» **INFORMATION SUPPLIED**:
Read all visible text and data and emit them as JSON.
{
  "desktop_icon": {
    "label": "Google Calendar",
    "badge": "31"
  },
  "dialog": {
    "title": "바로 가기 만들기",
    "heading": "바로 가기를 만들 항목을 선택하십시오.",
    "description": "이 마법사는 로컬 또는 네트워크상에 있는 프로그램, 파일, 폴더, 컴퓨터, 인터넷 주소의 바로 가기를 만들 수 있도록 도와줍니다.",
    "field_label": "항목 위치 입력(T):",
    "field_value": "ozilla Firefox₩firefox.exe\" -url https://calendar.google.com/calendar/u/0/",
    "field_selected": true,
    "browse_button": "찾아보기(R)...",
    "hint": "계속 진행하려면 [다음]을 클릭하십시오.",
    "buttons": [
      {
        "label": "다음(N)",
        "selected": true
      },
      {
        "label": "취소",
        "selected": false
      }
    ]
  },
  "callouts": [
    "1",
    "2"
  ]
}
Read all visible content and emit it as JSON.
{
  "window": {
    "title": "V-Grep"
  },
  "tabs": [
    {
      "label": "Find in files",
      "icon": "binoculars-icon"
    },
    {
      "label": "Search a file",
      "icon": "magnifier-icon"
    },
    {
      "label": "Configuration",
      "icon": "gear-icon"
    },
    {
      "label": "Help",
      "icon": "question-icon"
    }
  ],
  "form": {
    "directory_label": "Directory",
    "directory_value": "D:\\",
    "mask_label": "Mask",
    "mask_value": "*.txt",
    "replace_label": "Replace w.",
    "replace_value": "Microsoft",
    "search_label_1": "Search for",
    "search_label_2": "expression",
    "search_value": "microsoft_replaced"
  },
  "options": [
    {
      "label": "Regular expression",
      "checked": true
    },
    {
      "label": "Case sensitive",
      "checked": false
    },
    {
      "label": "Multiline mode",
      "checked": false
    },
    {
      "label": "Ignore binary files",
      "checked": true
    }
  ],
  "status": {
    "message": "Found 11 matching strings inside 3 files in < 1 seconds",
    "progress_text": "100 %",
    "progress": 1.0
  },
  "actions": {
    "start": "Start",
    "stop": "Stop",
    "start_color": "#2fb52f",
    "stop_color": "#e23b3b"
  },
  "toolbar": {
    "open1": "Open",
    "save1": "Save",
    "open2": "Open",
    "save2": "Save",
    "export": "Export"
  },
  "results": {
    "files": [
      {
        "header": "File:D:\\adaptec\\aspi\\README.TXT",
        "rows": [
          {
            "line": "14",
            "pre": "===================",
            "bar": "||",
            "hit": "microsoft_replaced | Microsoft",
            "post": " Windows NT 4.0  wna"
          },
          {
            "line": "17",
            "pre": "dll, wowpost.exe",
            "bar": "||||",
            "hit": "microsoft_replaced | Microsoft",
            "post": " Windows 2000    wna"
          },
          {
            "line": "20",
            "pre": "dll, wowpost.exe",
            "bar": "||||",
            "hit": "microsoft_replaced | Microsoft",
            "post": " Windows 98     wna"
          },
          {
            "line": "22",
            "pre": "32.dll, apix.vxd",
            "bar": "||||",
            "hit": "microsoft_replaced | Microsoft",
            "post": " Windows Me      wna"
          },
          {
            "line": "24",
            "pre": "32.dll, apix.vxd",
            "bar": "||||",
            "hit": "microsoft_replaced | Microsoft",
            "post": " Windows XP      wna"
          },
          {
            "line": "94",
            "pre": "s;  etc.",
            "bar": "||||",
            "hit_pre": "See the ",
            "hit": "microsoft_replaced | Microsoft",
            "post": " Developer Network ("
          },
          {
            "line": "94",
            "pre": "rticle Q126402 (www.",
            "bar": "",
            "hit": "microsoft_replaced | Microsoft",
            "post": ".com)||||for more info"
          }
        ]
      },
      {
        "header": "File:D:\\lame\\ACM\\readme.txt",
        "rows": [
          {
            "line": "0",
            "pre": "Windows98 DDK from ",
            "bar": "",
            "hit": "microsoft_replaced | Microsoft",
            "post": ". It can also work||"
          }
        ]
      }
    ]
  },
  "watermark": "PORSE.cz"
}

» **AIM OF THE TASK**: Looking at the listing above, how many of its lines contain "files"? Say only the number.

» **EXPECTED OUTPUT**: 4